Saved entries
------------------------

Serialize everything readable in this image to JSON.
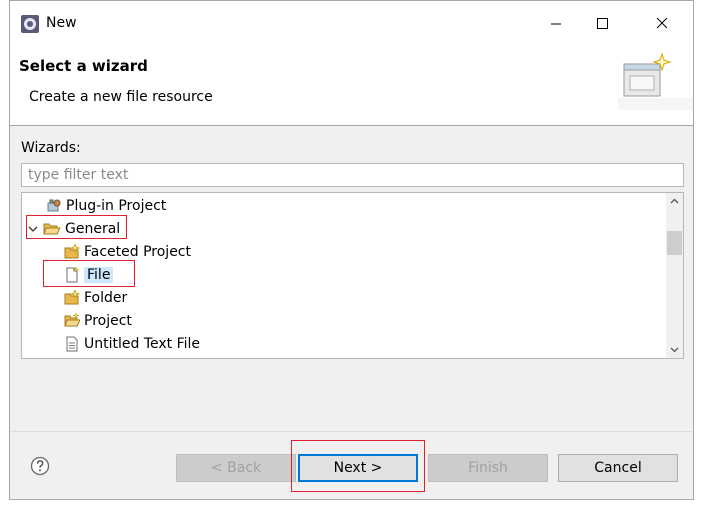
{
  "window": {
    "title": "New"
  },
  "banner": {
    "title": "Select a wizard",
    "description": "Create a new file resource"
  },
  "wizards": {
    "label": "Wizards:",
    "filter_placeholder": "type filter text",
    "items": [
      {
        "label": "Plug-in Project",
        "icon": "plugin-project-icon"
      },
      {
        "label": "General",
        "icon": "folder-open-icon",
        "expanded": true
      },
      {
        "label": "Faceted Project",
        "icon": "faceted-project-icon"
      },
      {
        "label": "File",
        "icon": "file-icon",
        "selected": true
      },
      {
        "label": "Folder",
        "icon": "folder-icon"
      },
      {
        "label": "Project",
        "icon": "project-icon"
      },
      {
        "label": "Untitled Text File",
        "icon": "text-file-icon"
      }
    ]
  },
  "buttons": {
    "back": "< Back",
    "next": "Next >",
    "finish": "Finish",
    "cancel": "Cancel"
  },
  "colors": {
    "selection": "#cce8ff",
    "focus_border": "#0078d7",
    "highlight": "#e0202e"
  }
}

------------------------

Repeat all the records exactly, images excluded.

▸ **TASK RESPONSE**:
Serialize everything readable in this image to JSON.
{
  "window": {
    "title": "New"
  },
  "banner": {
    "title": "Select a wizard",
    "description": "Create a new file resource"
  },
  "wizards": {
    "label": "Wizards:",
    "filter_placeholder": "type filter text",
    "items": [
      {
        "label": "Plug-in Project",
        "icon": "plugin-project-icon"
      },
      {
        "label": "General",
        "icon": "folder-open-icon",
        "expanded": true
      },
      {
        "label": "Faceted Project",
        "icon": "faceted-project-icon"
      },
      {
        "label": "File",
        "icon": "file-icon",
        "selected": true
      },
      {
        "label": "Folder",
        "icon": "folder-icon"
      },
      {
        "label": "Project",
        "icon": "project-icon"
      },
      {
        "label": "Untitled Text File",
        "icon": "text-file-icon"
      }
    ]
  },
  "buttons": {
    "back": "< Back",
    "next": "Next >",
    "finish": "Finish",
    "cancel": "Cancel"
  },
  "colors": {
    "selection": "#cce8ff",
    "focus_border": "#0078d7",
    "highlight": "#e0202e"
  }
}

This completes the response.